Over the last several years I have lost about 60 lbs, almost a third of my body weight. I feel better. All told I think I look better too. Back in my late twenties when I had trained for years as a triathelete and then maintained my fitness with diet, cardio exercise and weightlifting, one might say I was at my prime. Twenty years later as I approach my 50th birthday, I actually feel more fully alive than ever.
It was the spring of 2007; I had left my monastic lifestyle about a year and a half earlier. A lot of change had been taking place over that time but I was beginning to settle into a new routine. I didn’t feel well though, I was sluggish, achy, just generally not feeling vibrant. It was time to reclaim my health.
My future was full of promise but I felt like I was dragging my body along. I had taken control of my mind in an effort to create more peace and happiness in my life. It was time to reclaim my body, the vehicle that will actually help me to walk the path and bring my wish for a better world alive and into form.
Holistic medicine holds a great fascination to me. If supported properly, the body, has amazing strength and resilience, a natural capacity for healing. I see a Naturopathic MD; I like my Naturopath to also be a practicing MD. Getting the best of both worlds, naturally supporting the body, investing myself in preventative care while having available the technology to handle a crisis should one present itself. These two practices compliment each other and I am grateful to have access to both in this country.
So I visit my doctor and tell her I wish to reclaim my health. We do panels of tests, talk about my symptoms, what I eat, my activities, exercise, meditation, stressors in my life. One of the things that impress me most about the holistic approach is how seemingly disparate symptoms can all be related to the same underlying cause. Typically in the allopathic approach each symptom is treated individually. Holistically you treat the symptoms but most importantly you treat the underlying causes physically, emotionally and spiritually. Fascinating. Holistically we found relationship between achy joints, lethargy, fuzzy thinking, itchy feet, a runny nose and fluctuating moods!
Of course stress was an element. Who doesn’t have stress in their lives? I revisited the idea of how I manage my stress. What do I know works for me? Meditation, movies, exercise, when these things are a regular part of my lifestyle, the impact of stress is lessened. Time to get back to the basics of stress management.
Of course exercise was an element. We are in physical form; our body is our vehicle for practice. Consistent exercise in some form seems to benefit us. These days I walk two miles up and down hills several times a week, stretch and strengthen. I could use a bit of fine-tuning here and there but generally feel pretty good when I engage in regular, moderate exercise.

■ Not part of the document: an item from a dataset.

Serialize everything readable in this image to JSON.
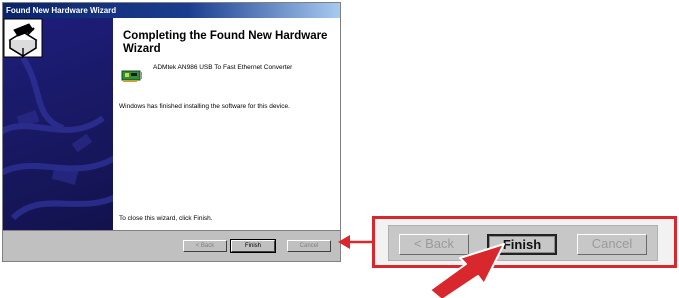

Of course diet was an element. We have to eat. We are each different and have to experiment to understand what works best for us as individuals. I don’t believe there is standard eating plan that will work for every one. Maybe some fundamentals that we could all benefit from but there is not a one size fits all. I have whittled my diet down to basics. Meat, vegetables, whole grains, nuts, I have eliminated sugar, white flour and processed foods. This works for me. My energy is more consistent and my body seems to have found a natural weight that I am comfortable with. I identify foods that just don’t work for my body: nightshades and wheat for example, I choose not to eat them on a regular basis. Bottom line is that I see how foods make me feel, I see how my body responds and choose to eat them or not based on the results I want.
I have had friends ask why I deny myself so many foods. Truthfully I do enjoy some of them on occasion just not as a rule. I am not so much denying the foods as I am choosing to feel my best. What I have actually denied myself is the suffering that comes with choices that don’t work well for my body. Seems like a reasonable trade off.
This outer practice of awareness and taking action for a greater benefit is a fundamental skill of the spiritual warrior. To train the mind, to learn to Love, to practice patience and kindness we have to make choices. To heal the hearts and minds that suffer we must address the underlying causes. Cultivating mindfulness: awareness and choice. I love that. Caring for my body becomes spiritual practice. It is discipline but discipline informed by our inner motivations not external demands and expectations. Like any skill, consistent practice is required for mastery.
The immediate gratification of an ice cream sundae when dairy leaves you bloated and the sugar sends you on an emotional roller coaster ride may not be worth it. Just like the pleasure we feel we get from hanging onto our hatred or our pride ultimately may not be worth it. In the moment it may feel good but ultimately we are just reinforcing suffering in our lives. The habits of mindfulness that we develop as spiritual warriors support our spiritual practice and our overall health.
What results do you want? What produces those results? The choices almost make themselves.
Keep an eye out Fall 2011 for my meditation journal: “Mindfulness Practice: Alive in Your Body, Alive in Your Life”